When you decide to start a business, you may be overwhelmed by the number of choices you must make. After selecting a name and the product or services you will manufacture or market, you must decide on the business’s structure. Will you be the only owner? Do you want to co-own your business with a friend or two? Or do you dream about your company trading on the NASDAQ with hundreds of employees?
Your vision matters. To discuss your goals for the future and learn about your options for company structures, speak with a California business formation lawyer at Sparks Law. Our skilled attorneys are here to help you achieve success and support you throughout the process of starting your company.
California businesses include sole proprietorships, general and limited partnerships, limited liability partnerships (LLPs), limited liability companies (LLCs), or corporations. Sole proprietorships are the simplest entity, owned by either one person or a married couple. The Secretary of State does not impose filing requirements on sole proprietors, although the county of operation expects them to apply for applicable permits. All profits are taxed on the owner’s individual return.

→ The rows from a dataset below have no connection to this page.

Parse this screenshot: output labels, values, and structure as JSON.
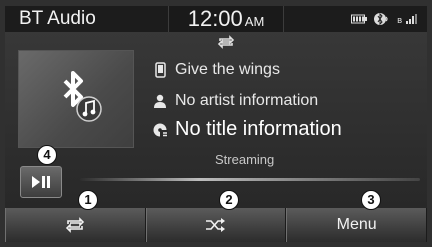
{
  "status_bar": {
    "source": "BT Audio",
    "time": "12:00",
    "ampm": "AM",
    "icons": [
      "battery-icon",
      "bluetooth-phone-icon",
      "signal-icon"
    ]
  },
  "track": {
    "song": "Give the wings",
    "artist": "No artist information",
    "title": "No title information",
    "streaming": "Streaming"
  },
  "buttons": {
    "menu_label": "Menu"
  },
  "callouts": [
    "1",
    "2",
    "3",
    "4"
  ],
  "colors": {
    "background": "#303030",
    "status_bar": "#1c1c1c",
    "text": "#f2f2f2"
  }
}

More sophisticated entities such as LLCs and corporations must file documents with the state and pay filing fees and yearly annual report fees. These structures are also required to:
Entrepreneurs should consult a local business attorney before forming a company because different entities are suitable for different needs. Owners should consider tax ramifications, personal liability, and potential for future growth. Our knowledgeable California attorneys can help formulate a concrete plan when starting a business and inform an entrepreneur on all their options.
Two or more people who want to start a business can form a general partnership by filing charter documents with the Secretary of State. General partners are liable for business debts, and profits are allocated to the partners according to their share ownership to be reported on personal tax returns.
A limited partnership features general partners who manage the business and limited partners who are only investors unless they serve on the company’s Board of Directors. Limited partners are not responsible for company debt. A limited liability partnership in California is only available for specific professional practices such as physicians, architects, and lawyers.
All partnerships should adopt a written agreement to avoid future misunderstandings. A local business formation attorney could help draft these essential documents when forming a partnership.
Owners of limited liability companies (members) are not personally liable for company debts. Members found an LLC by making capital contributions in cash, property, or services.
LLCs with multiple members in California are encouraged to create a written operating agreement with an experienced business formation lawyer. This document sets forth ownership percentages, profit and loss distribution, duties, protocol for admitting new members, tax structure, and dissolution.
A corporation is the most complex structure and can trade on national stock exchanges. A corporation is run by a Board of Directors who answer to shareholders and managed by officers who report to the Board. Generally, management is not liable for corporate debt or lawsuits unless they acted in bad faith. Those considering forming a corporation should consult a nearby attorney at Sparks Law to learn more about the legal nuances and tax implications.
If you are starting a new business, congratulations! For potential entrepreneurs, there are many crucial decisions that will determine the success of the company. Let us inform you of your options and help you make the right choice.
At Sparks Law, our California business formation lawyers know the ins and outs of starting a business. We can help you avoid potential missteps, so call today to secure your business’s success.